I came across a talk by William James called The Moral Equivalent of War and began to think more about what effects a compulsory public service might have on the country. I was quite taken with the idea for a few reasons:

  • Such a service would bring together Americans of all backgrounds and place them in an environment where they could not ignore each other’s viewpoints; they must find ways to work together.
  • A service would introduce a shared experience that all Americans could reflect back on together, if nothing else.
  • This large-scale inward focus on the country’s infrastructure and underlying social fabric would surely make each individual more cognizant of their place within it.
  • Such a service would allow anyone in the country the opportunity to learn in-demand skills and increase social mobility in a way that only the military has so far been able to achieve.

The list goes on.

I then had a discussion with my partner about the idea and she pointed out a fundamentally flawed assumption I’d been making, and that the importance of social cohesion on the nation-level is questioned by many.

The increasing prevalence of thinking in terms of global-scale problems has led many, especially of the more progressive mindset, to call into question the value of the nation as an entity. Hence any sort of compulsory service for the purpose of national unity might be seen as seeding youth with some sort of nationalistic and patriotic fervor.

The territory here is obviously difficult to navigate, but I think there are some underlying foundations we might be able to build on.

Physicality is important

A nation is a geographic entity; an area of land. A nation is also social; the people that live on that land.

Feeling like you’d be able to understand something about people in your nation you’ve never even met yet is an important ingredient in being able to effectively live, work, and interact with those around you.
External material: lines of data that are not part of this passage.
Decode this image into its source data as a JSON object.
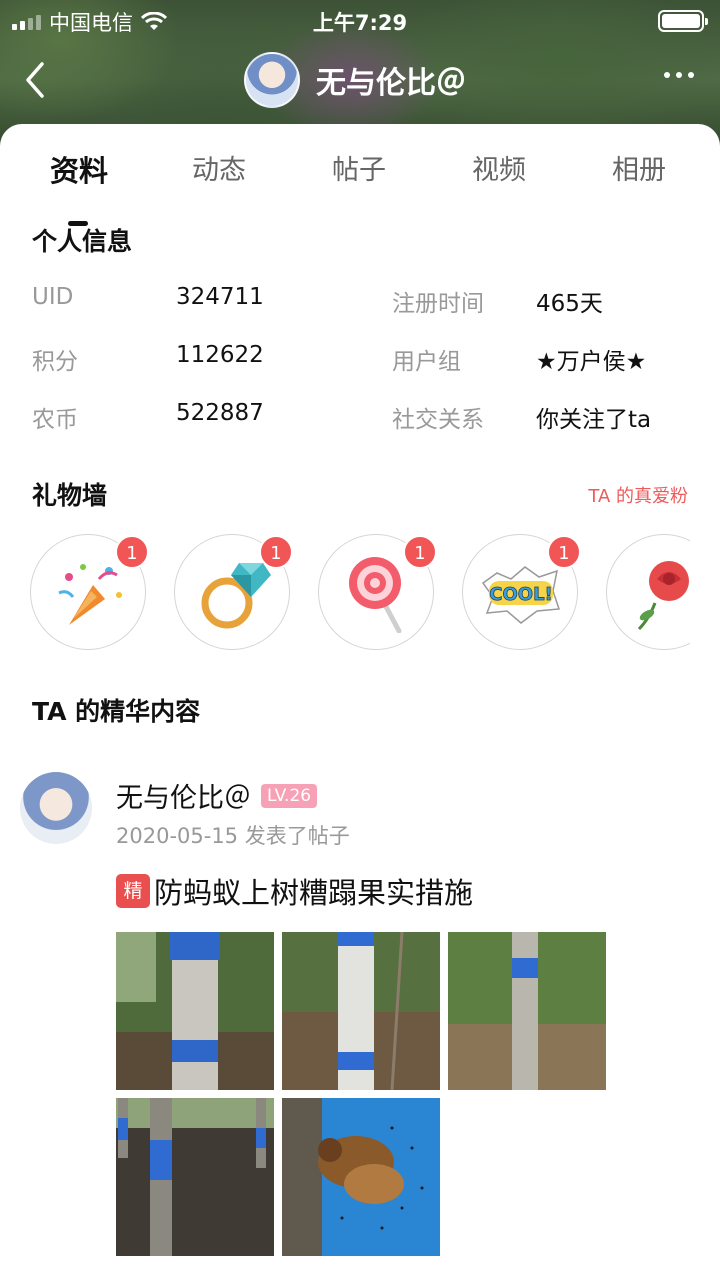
{
  "status": {
    "carrier": "中国电信",
    "time": "上午7:29"
  },
  "nav": {
    "username": "无与伦比＠"
  },
  "tabs": [
    "资料",
    "动态",
    "帖子",
    "视频",
    "相册"
  ],
  "profile": {
    "section_title": "个人信息",
    "rows": [
      {
        "k1": "UID",
        "v1": "324711",
        "k2": "注册时间",
        "v2": "465天"
      },
      {
        "k1": "积分",
        "v1": "112622",
        "k2": "用户组",
        "v2": "★万户侯★"
      },
      {
        "k1": "农币",
        "v1": "522887",
        "k2": "社交关系",
        "v2": "你关注了ta"
      }
    ]
  },
  "gift_wall": {
    "title": "礼物墙",
    "link": "TA 的真爱粉",
    "gifts": [
      {
        "icon": "party-popper-icon",
        "count": "1"
      },
      {
        "icon": "diamond-ring-icon",
        "count": "1"
      },
      {
        "icon": "lollipop-icon",
        "count": "1"
      },
      {
        "icon": "cool-sticker-icon",
        "count": "1"
      },
      {
        "icon": "rose-icon",
        "count": ""
      }
    ]
  },
  "featured": {
    "title": "TA 的精华内容",
    "post": {
      "author": "无与伦比＠",
      "level": "LV.26",
      "meta": "2020-05-15 发表了帖子",
      "tag": "精",
      "title": "防蚂蚁上树糟蹋果实措施"
    }
  }
}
The psychological, spiritual, and digital worlds are secondary to the physical

Being alive is a precursor to any sort of experience. Living a life where you’re able to focus on things other than remaining alive is critical. Not to say that there’s nothing to learn from such a life. Also not to say that the psychological, spiritual, and digital worlds aren’t important. Just that being alive is more important than any of those because it means that you’re able to experience.

It is important to consider, then, that staying a civil-war free society might be a better idea than remaining entrenched in ever-deeper and ever-more-fundamentally-held viewpoints that sow inter-tribal disagreement.
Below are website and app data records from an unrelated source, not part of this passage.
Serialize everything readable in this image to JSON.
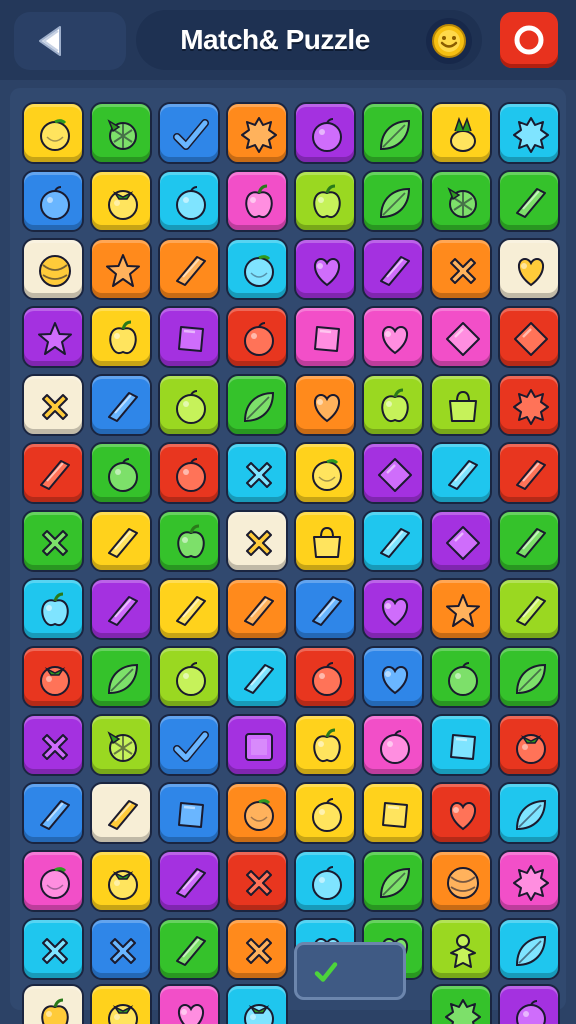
{
  "header": {
    "title": "Match& Puzzle",
    "back_icon": "back-arrow-icon",
    "coin_icon": "coin-icon",
    "close_icon": "close-icon"
  },
  "palette": {
    "y": "#ffd21c",
    "g": "#35c22b",
    "b": "#2f86e8",
    "o": "#ff8a1c",
    "p": "#a431e0",
    "l": "#9ad821",
    "c": "#1fc6ee",
    "k": "#f24fc8",
    "r": "#e8361f",
    "w": "#f7eed6"
  },
  "board": {
    "rows": [
      [
        [
          "y",
          "orange-fruit"
        ],
        [
          "g",
          "berry"
        ],
        [
          "b",
          "check"
        ],
        [
          "o",
          "burst"
        ],
        [
          "p",
          "plum"
        ],
        [
          "g",
          "leaf"
        ],
        [
          "y",
          "pineapple"
        ],
        [
          "c",
          "burst"
        ]
      ],
      [
        [
          "b",
          "plum"
        ],
        [
          "y",
          "tomato"
        ],
        [
          "c",
          "plum"
        ],
        [
          "k",
          "apple"
        ],
        [
          "l",
          "apple"
        ],
        [
          "g",
          "leaf"
        ],
        [
          "g",
          "berry"
        ],
        [
          "g",
          "ribbon"
        ]
      ],
      [
        [
          "w",
          "melon"
        ],
        [
          "o",
          "star"
        ],
        [
          "o",
          "ribbon"
        ],
        [
          "c",
          "orange-fruit"
        ],
        [
          "p",
          "heart"
        ],
        [
          "p",
          "ribbon"
        ],
        [
          "o",
          "cross"
        ],
        [
          "w",
          "heart"
        ]
      ],
      [
        [
          "p",
          "star"
        ],
        [
          "y",
          "apple"
        ],
        [
          "p",
          "gem"
        ],
        [
          "r",
          "plum"
        ],
        [
          "k",
          "gem"
        ],
        [
          "k",
          "heart"
        ],
        [
          "k",
          "diamond"
        ],
        [
          "r",
          "diamond"
        ]
      ],
      [
        [
          "w",
          "cross"
        ],
        [
          "b",
          "ribbon"
        ],
        [
          "l",
          "plum"
        ],
        [
          "g",
          "leaf"
        ],
        [
          "o",
          "heart"
        ],
        [
          "l",
          "apple"
        ],
        [
          "l",
          "bag"
        ],
        [
          "r",
          "burst"
        ]
      ],
      [
        [
          "r",
          "ribbon"
        ],
        [
          "g",
          "plum"
        ],
        [
          "r",
          "plum"
        ],
        [
          "c",
          "cross"
        ],
        [
          "y",
          "orange-fruit"
        ],
        [
          "p",
          "diamond"
        ],
        [
          "c",
          "ribbon"
        ],
        [
          "r",
          "ribbon"
        ]
      ],
      [
        [
          "g",
          "cross"
        ],
        [
          "y",
          "ribbon"
        ],
        [
          "g",
          "apple"
        ],
        [
          "w",
          "cross"
        ],
        [
          "y",
          "bag"
        ],
        [
          "c",
          "ribbon"
        ],
        [
          "p",
          "diamond"
        ],
        [
          "g",
          "ribbon"
        ]
      ],
      [
        [
          "c",
          "apple"
        ],
        [
          "p",
          "ribbon"
        ],
        [
          "y",
          "ribbon"
        ],
        [
          "o",
          "ribbon"
        ],
        [
          "b",
          "ribbon"
        ],
        [
          "p",
          "heart"
        ],
        [
          "o",
          "star"
        ],
        [
          "l",
          "ribbon"
        ]
      ],
      [
        [
          "r",
          "tomato"
        ],
        [
          "g",
          "leaf"
        ],
        [
          "l",
          "plum"
        ],
        [
          "c",
          "ribbon"
        ],
        [
          "r",
          "plum"
        ],
        [
          "b",
          "heart"
        ],
        [
          "g",
          "plum"
        ],
        [
          "g",
          "leaf"
        ]
      ],
      [
        [
          "p",
          "cross"
        ],
        [
          "l",
          "berry"
        ],
        [
          "b",
          "check"
        ],
        [
          "p",
          "square"
        ],
        [
          "y",
          "apple"
        ],
        [
          "k",
          "plum"
        ],
        [
          "c",
          "gem"
        ],
        [
          "r",
          "tomato"
        ]
      ],
      [
        [
          "b",
          "ribbon"
        ],
        [
          "w",
          "ribbon"
        ],
        [
          "b",
          "gem"
        ],
        [
          "o",
          "orange-fruit"
        ],
        [
          "y",
          "plum"
        ],
        [
          "y",
          "gem"
        ],
        [
          "r",
          "heart"
        ],
        [
          "c",
          "leaf"
        ]
      ],
      [
        [
          "k",
          "orange-fruit"
        ],
        [
          "y",
          "tomato"
        ],
        [
          "p",
          "ribbon"
        ],
        [
          "r",
          "cross"
        ],
        [
          "c",
          "plum"
        ],
        [
          "g",
          "leaf"
        ],
        [
          "o",
          "melon"
        ],
        [
          "k",
          "burst"
        ]
      ],
      [
        [
          "c",
          "cross"
        ],
        [
          "b",
          "cross"
        ],
        [
          "g",
          "ribbon"
        ],
        [
          "o",
          "cross"
        ],
        [
          "c",
          "heart"
        ],
        [
          "g",
          "heart"
        ],
        [
          "l",
          "person"
        ],
        [
          "c",
          "leaf"
        ]
      ],
      [
        [
          "w",
          "apple"
        ],
        [
          "y",
          "tomato"
        ],
        [
          "k",
          "heart"
        ],
        [
          "c",
          "tomato"
        ],
        null,
        null,
        [
          "g",
          "burst"
        ],
        [
          "p",
          "plum"
        ]
      ]
    ]
  },
  "slot": {
    "icon": "check-icon"
  }
}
The nation has special privileges

As a social structure, the nation is afforded privileges that other sorts of structures don’t. Most notably, it can form and enforce laws. While some with more anarchist tendencies–myself included–might question some of these privileges, it’s important to consider that they do exist. As a result, as a tribe, the nation is unique in a way other sorts of tribal affiliations aren’t. If we’re going to continue granting the nation these privileges, we should ensure that the nation-level-tribe is healthy enough to work in the way we expect it to.